> From: firstname.lastname@example.org [mailto:email@example.com]On Behalf Of
> Cliff Green
> Dear Andrew and List,
> I think that your weight estimates for ceratopsians is more on the nose
> than other's previous interpretations. This is based on my own extensive
> study of these dinosaurs through sculpture. I know that saying " Occhams
> Razor " on this list makes a considerable amount of members start howling at
> the moon and frothing uncontrollably, but here it is anyways.
> Modern large to giant land mammals, that have generally the same mass as
> big ceratopsians, weigh in at about what Andy's estimates dictate.A White
> Rhinoceros maxes out at about four tons. It is roughly the size of a large
> ceratopsian such as Pachyrhinosaurus. A really large African Bull Elephant
> can exceed ten tons in weight. Humongeous ceratopsians such as Torosaurus,
> Pentaceratops and Triceratops are all in and around the same mass as each
> other, and yon pachyderm.
Where does your 10 t Loxodonta mass estimate come from? Nowak (Walker's Mammals
of the World, 6th Edition) lists 7.5 t as the upper
part of the recorded range for historic Loxodonta.

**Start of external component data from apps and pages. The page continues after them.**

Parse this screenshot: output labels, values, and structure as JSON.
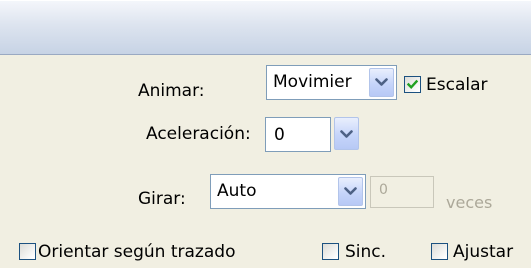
{
  "motion_tween": {
    "animate": {
      "label": "Animar:",
      "value": "Movimier"
    },
    "scale": {
      "label": "Escalar",
      "checked": true
    },
    "easing": {
      "label": "Aceleración:",
      "value": "0"
    },
    "rotate": {
      "label": "Girar:",
      "value": "Auto",
      "times_value": "0",
      "times_label": "veces"
    },
    "orient_to_path": {
      "label": "Orientar según trazado",
      "checked": false
    },
    "sync": {
      "label": "Sinc.",
      "checked": false
    },
    "snap": {
      "label": "Ajustar",
      "checked": false
    }
  },
  "colors": {
    "panel_background": "#f1efe2",
    "field_border": "#7f9db9",
    "disabled_text": "#aca899",
    "checkmark": "#21a121"
  },
  "icons": {
    "dropdown": "chevron-down-icon",
    "check": "checkmark-icon"
  }
}
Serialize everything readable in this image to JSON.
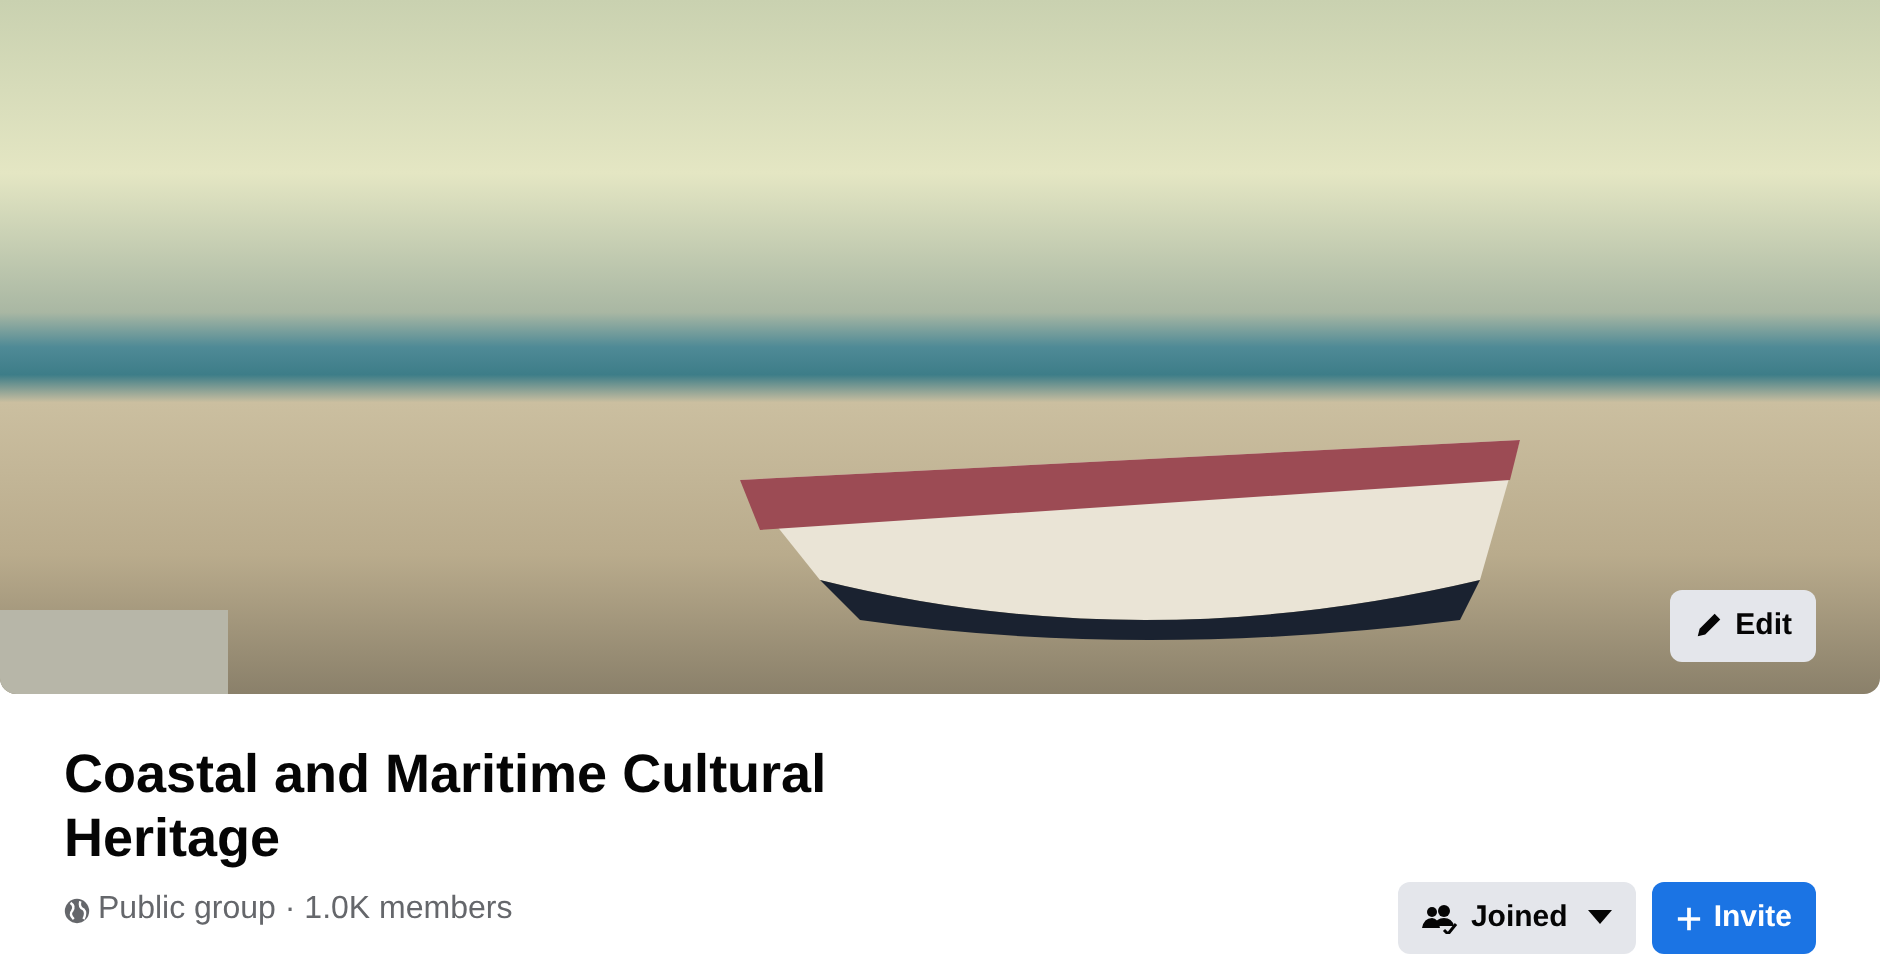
{
  "cover": {
    "edit_button": "Edit"
  },
  "group": {
    "title": "Coastal and Maritime Cultural Heritage",
    "meta": "Public group · 1.0K members"
  },
  "actions": [
    {
      "kind": "joined",
      "label": "Joined"
    },
    {
      "kind": "invite",
      "label": "Invite"
    }
  ]
}
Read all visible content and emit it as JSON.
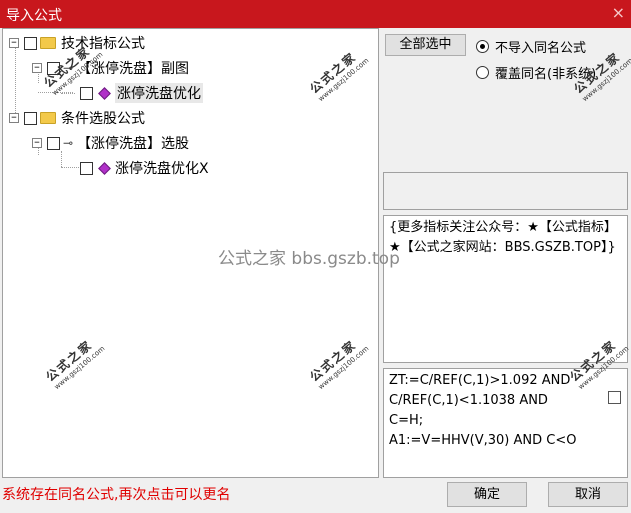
{
  "window": {
    "title": "导入公式",
    "close_glyph": "×"
  },
  "tree": {
    "nodes": [
      {
        "label": "技术指标公式",
        "icon": "folder-icon"
      },
      {
        "label": "【涨停洗盘】副图",
        "icon": "key-icon"
      },
      {
        "label": "涨停洗盘优化",
        "icon": "diamond-icon"
      },
      {
        "label": "条件选股公式",
        "icon": "folder-icon"
      },
      {
        "label": "【涨停洗盘】选股",
        "icon": "key-icon"
      },
      {
        "label": "涨停洗盘优化X",
        "icon": "diamond-icon"
      }
    ]
  },
  "options": {
    "select_all_label": "全部选中",
    "radio_no_import": "不导入同名公式",
    "radio_overwrite": "覆盖同名(非系统)",
    "selected": "不导入同名公式"
  },
  "info_text": "{更多指标关注公众号：★【公式指标】★【公式之家网站：BBS.GSZB.TOP】}",
  "formula_lines": [
    "ZT:=C/REF(C,1)>1.092 AND",
    "C/REF(C,1)<1.1038 AND",
    "C=H;",
    "A1:=V=HHV(V,30) AND C<O"
  ],
  "status_text": "系统存在同名公式,再次点击可以更名",
  "buttons": {
    "ok": "确定",
    "cancel": "取消"
  },
  "watermark": {
    "text": "公式之家 bbs.gszb.top",
    "stamp_title": "公式之家",
    "stamp_url": "www.gszj100.com"
  }
}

Certainly extinct
proboscideans (Mammuthus trogonotherii, M. imperator) greatly
exceeded this, but are their directly measured specimens of African elephants
that give this mass?
Thomas R. Holtz, Jr.
Department of Geology Director, Earth, Life & Time Program
University of Maryland College Park Scholars
Building 237, Room 1117
College Park, MD 20742
Phone: 301-405-4084 Email: firstname.lastname@example.org
Fax (Geol): 301-314-9661 Fax (CPS-ELT): 301-405-0796